(Data about app and page elements)
§ §
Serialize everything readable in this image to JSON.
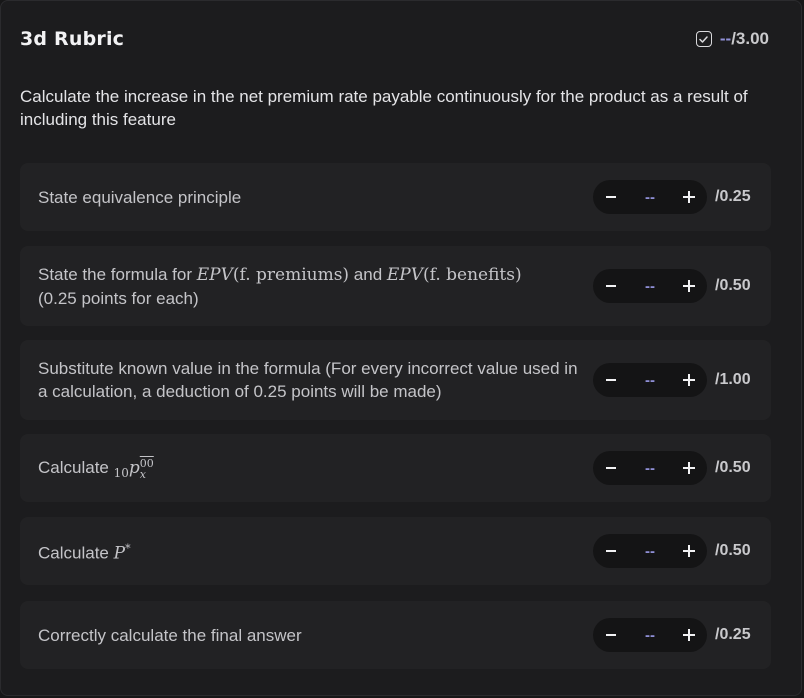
{
  "header": {
    "title": "3d Rubric",
    "score_placeholder": "--",
    "score_total": "/3.00"
  },
  "question": "Calculate the increase in the net premium rate payable continuously for the product as a result of including this feature",
  "criteria": [
    {
      "label": "State equivalence principle",
      "value": "--",
      "max": "/0.25"
    },
    {
      "label_prefix": "State the formula for ",
      "epv1": "EPV",
      "epv1_arg": "(f. premiums)",
      "label_mid": " and ",
      "epv2": "EPV",
      "epv2_arg": "(f. benefits)",
      "label_suffix": "(0.25 points for each)",
      "value": "--",
      "max": "/0.50"
    },
    {
      "label": "Substitute known value in the formula (For every incorrect value used in a calculation, a deduction of 0.25 points will be made)",
      "value": "--",
      "max": "/1.00"
    },
    {
      "label": "Calculate ",
      "math_pre": "10",
      "math_main": "p",
      "math_sup": "00",
      "math_sub": "x",
      "value": "--",
      "max": "/0.50"
    },
    {
      "label": "Calculate ",
      "math_main": "P",
      "math_sup": "*",
      "value": "--",
      "max": "/0.50"
    },
    {
      "label": "Correctly calculate the final answer",
      "value": "--",
      "max": "/0.25"
    }
  ],
  "icons": {
    "check": "checkbox-check-icon",
    "minus": "minus-icon",
    "plus": "plus-icon"
  },
  "colors": {
    "accent": "#8f8fd6",
    "background": "#1c1c1e",
    "card": "#222224"
  }
}
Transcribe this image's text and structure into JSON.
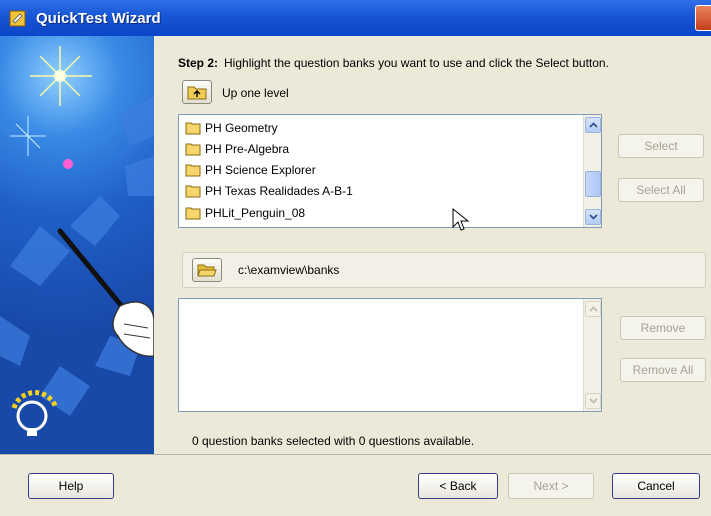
{
  "window": {
    "title": "QuickTest Wizard"
  },
  "step": {
    "label": "Step 2:",
    "instruction": "Highlight the question banks you want to use and click the Select button."
  },
  "navigation": {
    "up_label": "Up one level",
    "current_path": "c:\\examview\\banks"
  },
  "banks_list": {
    "items": [
      {
        "label": "PH Geometry"
      },
      {
        "label": "PH Pre-Algebra"
      },
      {
        "label": "PH Science Explorer"
      },
      {
        "label": "PH Texas Realidades A-B-1"
      },
      {
        "label": "PHLit_Penguin_08"
      }
    ]
  },
  "buttons": {
    "select": "Select",
    "select_all": "Select All",
    "remove": "Remove",
    "remove_all": "Remove All",
    "help": "Help",
    "back": "< Back",
    "next": "Next >",
    "cancel": "Cancel"
  },
  "status": {
    "text": "0 question banks selected with 0 questions available."
  },
  "icons": {
    "app": "wizard-icon",
    "up_level": "folder-up-icon",
    "path": "folder-open-icon",
    "list_item": "folder-icon",
    "close": "close-icon"
  }
}
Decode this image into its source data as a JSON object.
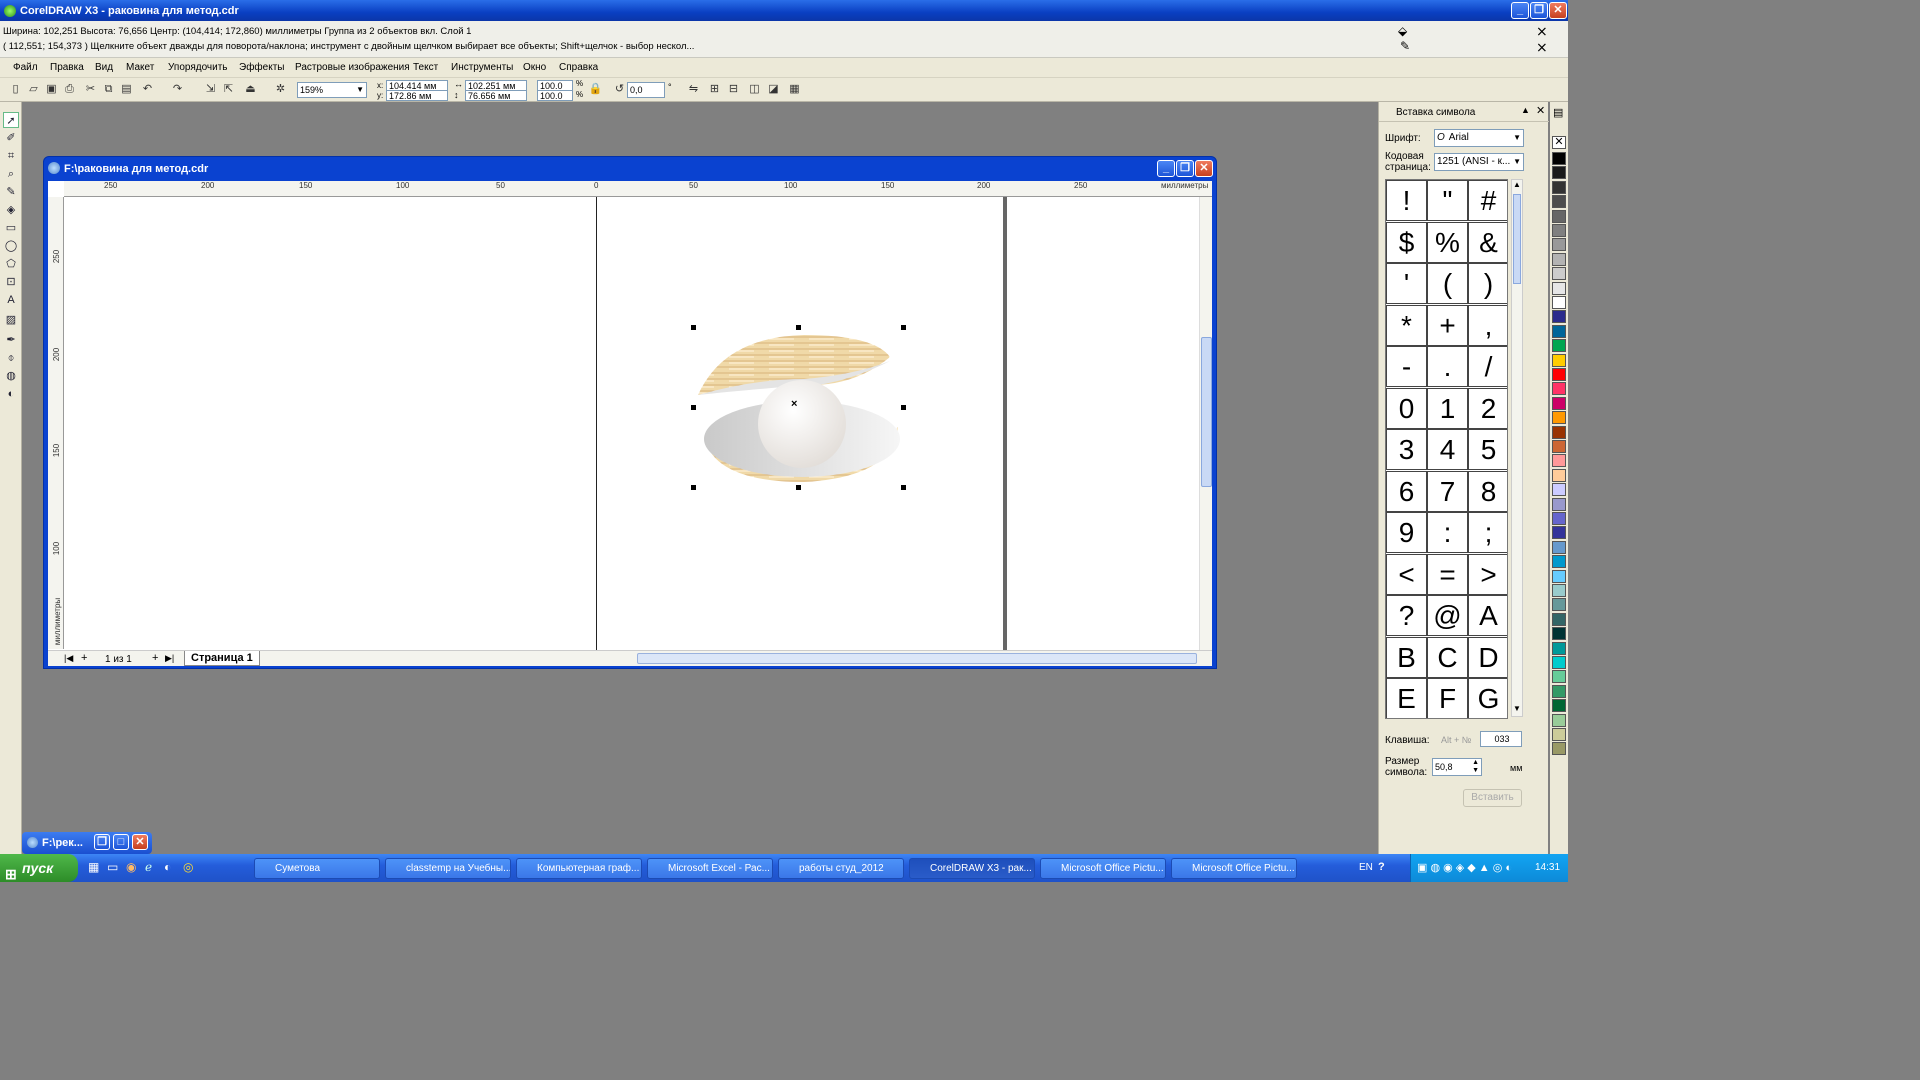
{
  "app": {
    "title": "CorelDRAW X3 - раковина для метод.cdr"
  },
  "info": {
    "line1": "Ширина: 102,251  Высота: 76,656  Центр: (104,414; 172,860)  миллиметры        Группа из 2 объектов вкл. Слой 1",
    "line2": "( 112,551; 154,373 )     Щелкните объект дважды для поворота/наклона; инструмент с двойным щелчком выбирает все объекты; Shift+щелчок - выбор нескол..."
  },
  "menu": [
    "Файл",
    "Правка",
    "Вид",
    "Макет",
    "Упорядочить",
    "Эффекты",
    "Растровые изображения",
    "Текст",
    "Инструменты",
    "Окно",
    "Справка"
  ],
  "toolbar": {
    "zoom": "159%",
    "x": "104.414 мм",
    "y": "172.86 мм",
    "w": "102.251 мм",
    "h": "76.656 мм",
    "sx": "100.0",
    "sy": "100.0",
    "pct1": "%",
    "pct2": "%",
    "angle": "0,0",
    "deg": "°"
  },
  "doc": {
    "title": "F:\\раковина для метод.cdr",
    "ruler_units": "миллиметры",
    "hticks": [
      "250",
      "200",
      "150",
      "100",
      "50",
      "0",
      "50",
      "100",
      "150",
      "200",
      "250"
    ],
    "vticks": [
      "250",
      "200",
      "150",
      "100"
    ],
    "vunits": "миллиметры",
    "page_count": "1 из 1",
    "page_tab": "Страница 1"
  },
  "docker": {
    "title": "Вставка символа",
    "font_label": "Шрифт:",
    "font_value": "Arial",
    "codepage_label": "Кодовая страница:",
    "codepage_value": "1251  (ANSI - к...",
    "chars": [
      "!",
      "\"",
      "#",
      "$",
      "%",
      "&",
      "'",
      "(",
      ")",
      "*",
      "+",
      ",",
      "-",
      ".",
      "/",
      "0",
      "1",
      "2",
      "3",
      "4",
      "5",
      "6",
      "7",
      "8",
      "9",
      ":",
      ";",
      "<",
      "=",
      ">",
      "?",
      "@",
      "A",
      "B",
      "C",
      "D",
      "E",
      "F",
      "G"
    ],
    "key_label": "Клавиша:",
    "alt_label": "Alt + №",
    "key_value": "033",
    "size_label": "Размер символа:",
    "size_value": "50,8",
    "size_unit": "мм",
    "insert_btn": "Вставить"
  },
  "palette": [
    "#000000",
    "#1a1a1a",
    "#333333",
    "#4d4d4d",
    "#666666",
    "#808080",
    "#999999",
    "#b3b3b3",
    "#cccccc",
    "#e6e6e6",
    "#ffffff",
    "#2b2b8c",
    "#006699",
    "#00a650",
    "#ffcc00",
    "#ff0000",
    "#ff3366",
    "#cc0066",
    "#ff9900",
    "#993300",
    "#cc6633",
    "#ff9999",
    "#ffcc99",
    "#ccccff",
    "#9999cc",
    "#6666cc",
    "#333399",
    "#6699cc",
    "#0099cc",
    "#66ccff",
    "#99cccc",
    "#669999",
    "#336666",
    "#003333",
    "#009999",
    "#00cccc",
    "#66cc99",
    "#339966",
    "#006633",
    "#99cc99",
    "#cccc99",
    "#999966"
  ],
  "minidoc": "F:\\рек...",
  "taskbar": {
    "start": "пуск",
    "tasks": [
      "Суметова",
      "classtemp на Учебны...",
      "Компьютерная граф...",
      "Microsoft Excel - Рас...",
      "работы студ_2012",
      "CorelDRAW X3 - рак...",
      "Microsoft Office Pictu...",
      "Microsoft Office Pictu..."
    ],
    "lang": "EN",
    "clock": "14:31"
  }
}
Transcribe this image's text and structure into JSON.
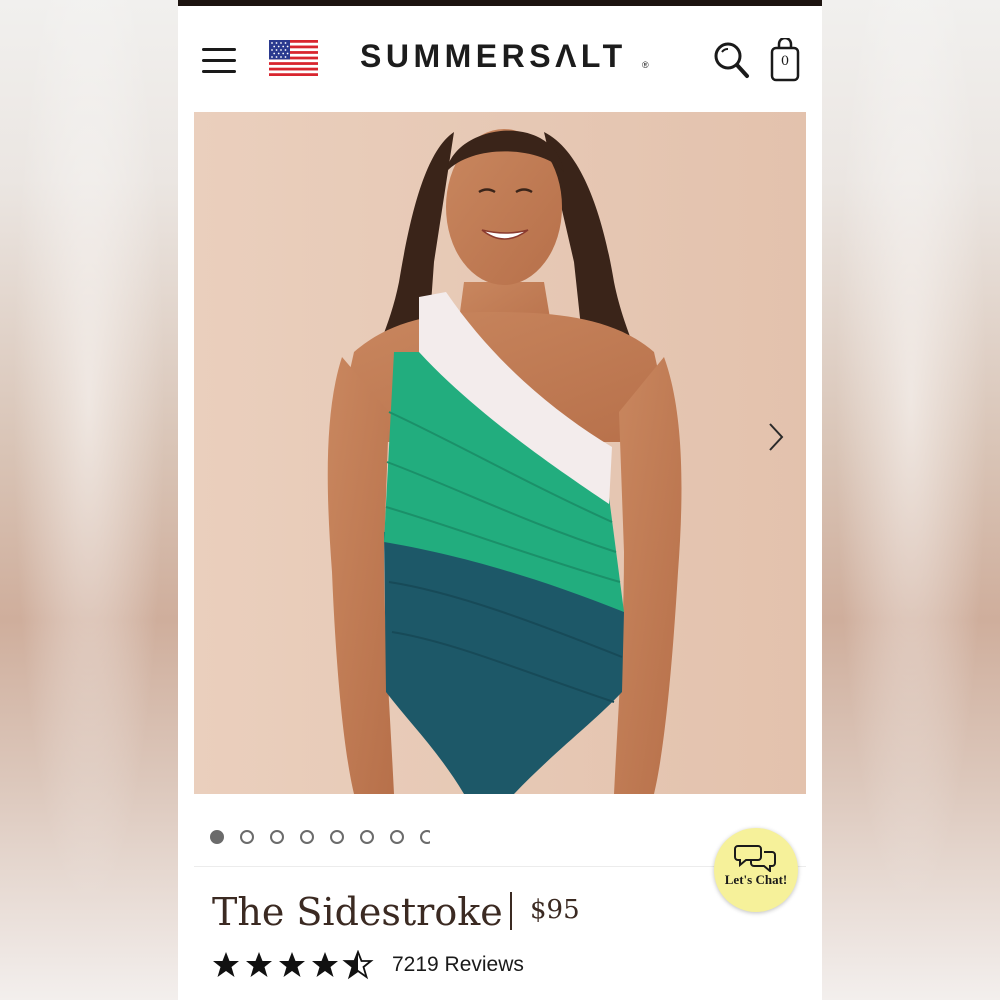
{
  "header": {
    "brand": "SUMMERSΛLT",
    "registered_mark": "®",
    "cart_count": "0",
    "region_flag": "us-flag-icon"
  },
  "product": {
    "title": "The Sidestroke",
    "price": "$95",
    "rating": 4.5,
    "rating_max": 5,
    "reviews_text": "7219 Reviews"
  },
  "gallery": {
    "visible_dots": 7,
    "active_index": 0,
    "next_icon": "chevron-right-icon"
  },
  "chat": {
    "label": "Let's Chat!",
    "color": "#f6f19a"
  },
  "colors": {
    "brand_text": "#1c1c1c",
    "title_text": "#3b2a22",
    "suit_white": "#f3ecec",
    "suit_green": "#22ad7e",
    "suit_teal": "#1d5868"
  }
}
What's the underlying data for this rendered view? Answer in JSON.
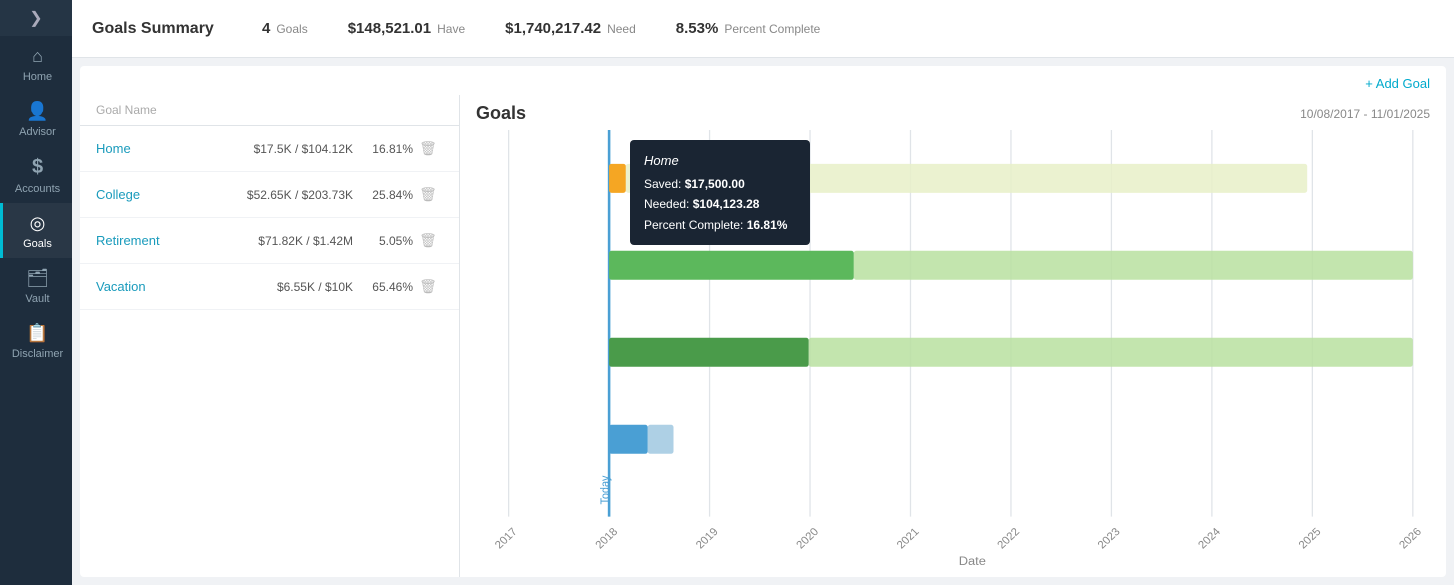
{
  "sidebar": {
    "toggle_icon": "❯",
    "items": [
      {
        "id": "home",
        "label": "Home",
        "icon": "⌂",
        "active": false
      },
      {
        "id": "advisor",
        "label": "Advisor",
        "icon": "👤",
        "active": false
      },
      {
        "id": "accounts",
        "label": "Accounts",
        "icon": "$",
        "active": false
      },
      {
        "id": "goals",
        "label": "Goals",
        "icon": "◎",
        "active": true
      },
      {
        "id": "vault",
        "label": "Vault",
        "icon": "🗂",
        "active": false
      },
      {
        "id": "disclaimer",
        "label": "Disclaimer",
        "icon": "📋",
        "active": false
      }
    ]
  },
  "summary": {
    "title": "Goals Summary",
    "goals_count": "4",
    "goals_label": "Goals",
    "have_value": "$148,521.01",
    "have_label": "Have",
    "need_value": "$1,740,217.42",
    "need_label": "Need",
    "pct_value": "8.53%",
    "pct_label": "Percent Complete"
  },
  "chart": {
    "add_goal_label": "+ Add Goal",
    "title": "Goals",
    "date_range": "10/08/2017  -  11/01/2025"
  },
  "table": {
    "col_name": "Goal Name",
    "col_amount": "",
    "col_pct": "",
    "rows": [
      {
        "id": "home",
        "name": "Home",
        "amount": "$17.5K / $104.12K",
        "pct": "16.81%"
      },
      {
        "id": "college",
        "name": "College",
        "amount": "$52.65K / $203.73K",
        "pct": "25.84%"
      },
      {
        "id": "retirement",
        "name": "Retirement",
        "amount": "$71.82K / $1.42M",
        "pct": "5.05%"
      },
      {
        "id": "vacation",
        "name": "Vacation",
        "amount": "$6.55K / $10K",
        "pct": "65.46%"
      }
    ]
  },
  "tooltip": {
    "title": "Home",
    "saved_label": "Saved:",
    "saved_value": "$17,500.00",
    "needed_label": "Needed:",
    "needed_value": "$104,123.28",
    "pct_label": "Percent Complete:",
    "pct_value": "16.81%"
  },
  "xaxis": {
    "labels": [
      "2017",
      "2018",
      "2019",
      "2020",
      "2021",
      "2022",
      "2023",
      "2024",
      "2025",
      "2026"
    ],
    "date_label": "Date"
  }
}
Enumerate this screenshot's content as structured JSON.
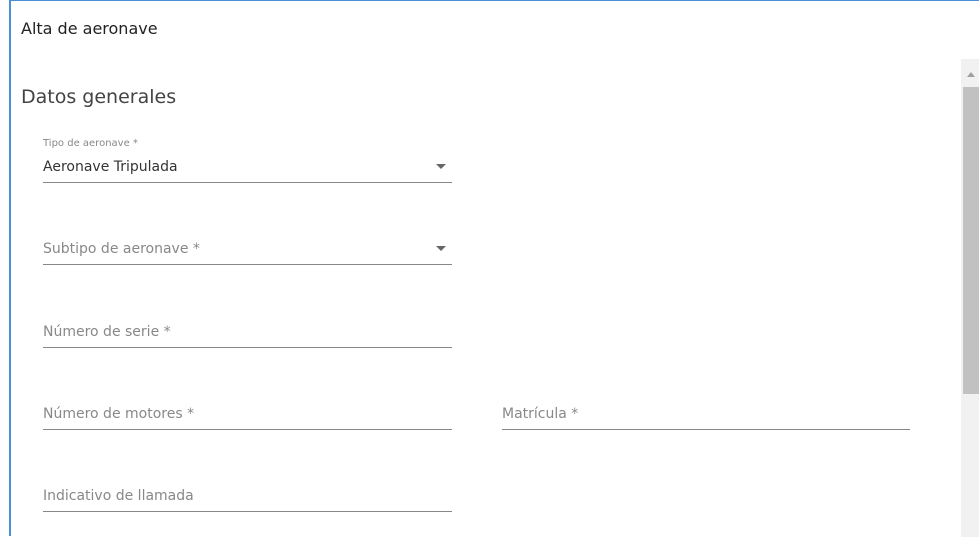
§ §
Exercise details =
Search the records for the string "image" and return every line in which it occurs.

The completed task =
Serialize everything readable in this image to JSON.
Transcribe this image's text and structure into JSON.
Decode this image into its source data as a JSON object.
Transcribe this image's text and structure into JSON.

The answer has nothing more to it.